Are they a result of the biological material from which the brain is made, are they a result of the brain’s structure or are they a result of a breath of life from the lips of a god ? “Machines as simple as thermostats can be said to have beliefs, and having beliefs seems to be a characteristic of most machines capable of problem solving performance” (McCarthy 1979) At what point does a functioning machine gain intentionality ? Here Zenon Pylyshyn is cited from a reply made to Searle, to illustrate the complex connotations involved in the idea of the natural causal property of the brain. If more and more of the cells in your brain were to be replaced by integrated circuit chips, programmed in such a way as to keep the input-output function of each unit identical to that of the unit being replaced, you would in all likelihood just keep right on speaking exactly as you are doing now except that you would eventually stop meaning anything by it. What we outside observers might take to be words would become for you just certain noises that circuits caused you to make.
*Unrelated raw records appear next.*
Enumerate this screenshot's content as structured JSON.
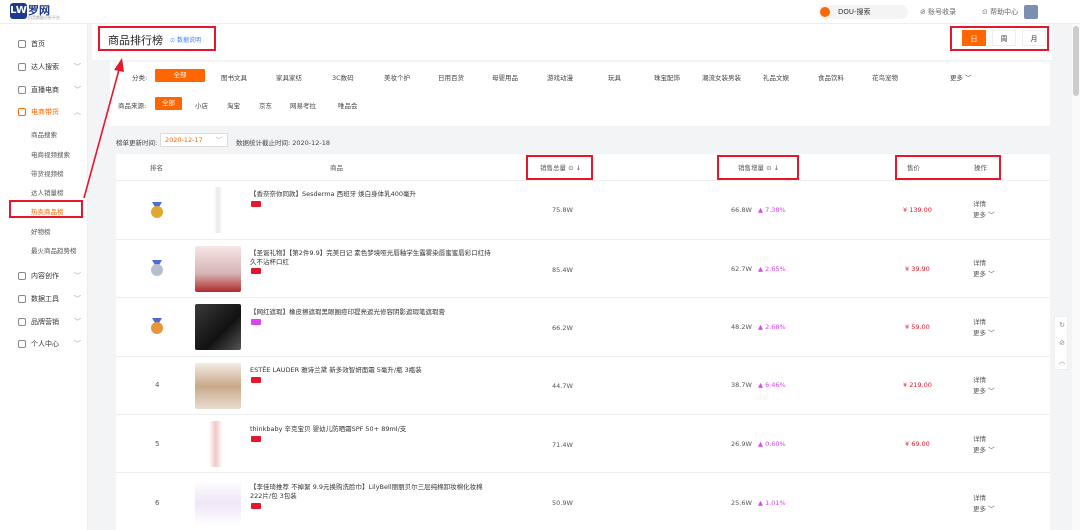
{
  "logo": {
    "text": "罗网",
    "mark": "LW",
    "sub": "抖音数据分析平台"
  },
  "topbar": {
    "dou_search": "DOU-搜索",
    "account": "账号收录",
    "help": "帮助中心"
  },
  "sidebar": {
    "items": [
      {
        "label": "首页"
      },
      {
        "label": "达人搜索"
      },
      {
        "label": "直播电商"
      },
      {
        "label": "电商带货"
      },
      {
        "label": "内容创作"
      },
      {
        "label": "数据工具"
      },
      {
        "label": "品牌营销"
      },
      {
        "label": "个人中心"
      }
    ],
    "sub_items": [
      "商品搜索",
      "电商视频搜索",
      "带货视频榜",
      "达人销量榜",
      "热卖商品榜",
      "好物榜",
      "最火商品趋势榜"
    ],
    "active_sub": "热卖商品榜"
  },
  "header": {
    "title": "商品排行榜",
    "explain": "数据说明",
    "periods": [
      "日",
      "周",
      "月"
    ],
    "active_period": "日"
  },
  "filters": {
    "category_label": "分类:",
    "categories": [
      "全部",
      "图书文具",
      "家具家纺",
      "3C数码",
      "美妆个护",
      "日用百货",
      "母婴用品",
      "游戏动漫",
      "玩具",
      "珠宝配饰",
      "潮流女装男装",
      "礼品文娱",
      "食品饮料",
      "花鸟宠物",
      "更多"
    ],
    "source_label": "商品来源:",
    "sources": [
      "全部",
      "小店",
      "淘宝",
      "京东",
      "网易考拉",
      "唯品会"
    ]
  },
  "date_row": {
    "label": "榜单更新时间:",
    "value": "2020-12-17",
    "stat_cut": "数据统计截止时间: 2020-12-18"
  },
  "table": {
    "headers": {
      "rank": "排名",
      "product": "商品",
      "total_sales": "销售总量",
      "sales_growth": "销售增量",
      "price": "售价",
      "op": "操作"
    },
    "rows": [
      {
        "rank": "1",
        "name": "【香奈奈你同款】Sesderma 西班牙 焕白身体乳400毫升",
        "total": "75.8W",
        "incr": "66.8W",
        "growth": "▲ 7.38%",
        "price": "¥ 139.00"
      },
      {
        "rank": "2",
        "name": "【圣诞礼物】【第2件9.9】完美日记 素色梦境哑光唇釉学生露雾染唇蜜蜜唇彩口红持久不沾杯口红",
        "total": "85.4W",
        "incr": "62.7W",
        "growth": "▲ 2.65%",
        "price": "¥ 39.90"
      },
      {
        "rank": "3",
        "name": "【网红遮瑕】橡皮擦遮瑕黑眼圈痘印提亮遮光修容阴影遮瑕笔遮瑕膏",
        "total": "66.2W",
        "incr": "48.2W",
        "growth": "▲ 2.68%",
        "price": "¥ 59.00"
      },
      {
        "rank": "4",
        "name": "ESTĒE LAUDER 雅诗兰黛 新多效智妍面霜 5毫升/瓶 3瓶装",
        "total": "44.7W",
        "incr": "38.7W",
        "growth": "▲ 6.46%",
        "price": "¥ 219.00"
      },
      {
        "rank": "5",
        "name": "thinkbaby 辛克宝贝 婴幼儿防晒霜SPF 50+ 89ml/支",
        "total": "71.4W",
        "incr": "26.9W",
        "growth": "▲ 0.60%",
        "price": "¥ 69.00"
      },
      {
        "rank": "6",
        "name": "【李佳琦推荐 不掉絮 9.9元换购洗脸巾】LilyBell丽丽贝尔三层纯棉卸妆棉化妆棉222片/包 3包装",
        "total": "50.9W",
        "incr": "25.6W",
        "growth": "▲ 1.01%",
        "price": ""
      }
    ],
    "op_detail": "详情",
    "op_more": "更多"
  },
  "colors": {
    "accent": "#ff6600",
    "highlight": "#e6162d",
    "growth": "#d946ef"
  }
}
Surely, the person in the above example would have conscious, intentional thought, despite being constructed from artificial parts. Or would this person simply be acting in the same role as the chinese room demon ? Another area rapidly developing in AI is Parallel Distributed Processing, or neural networks. These are complex structures that emulate the brains neural structure, and are usually modelled within a computer, although in theory there is nothing to stop them being constructed electronically, or even mechanically!
The effect of a neural network is similar to that in Pylyshyn’s example – an electronic replacement for a part of the brain. Functionally it operates almost identically to a brain and can be made to do tasks similar to those performed by Schank’s story program. Could a neural network equivalent be said to have any more ‘causal properties’ than just a computer program ? Searle acknowledges that since we are merely machines, it is possible that machines can think.
However he finds the idea of a computer program thinking implausible. However, if we could model a brain, with atomic accuracy in a computers memory, for example in the form of a neural network, surely it would work in exactly the same way and would therefore be just as valid a thinker as a human. It seems that this whole debate rests its most basic principles on a belief; either one believes that our ‘intentionality’ derives purely from our brain and its structure or one doesn’t.
Even if we ever do manage to construct an exact replica of a brain that appears to work identically to the real thing, how could we tell if it really is a conscious entity with true intentionality, or merely acting like the chinese room demon ? Indeed, how can we define conscious, and intentionality in that context. There must be a level of functioning or reasoning that we can use as a cut-off point for deciding whether or not something is alive and thinking. Descartes stated “I think. Therefore, I am”. But was he thinking, or merely following a mechanical pattern, with no real understanding of the words ? References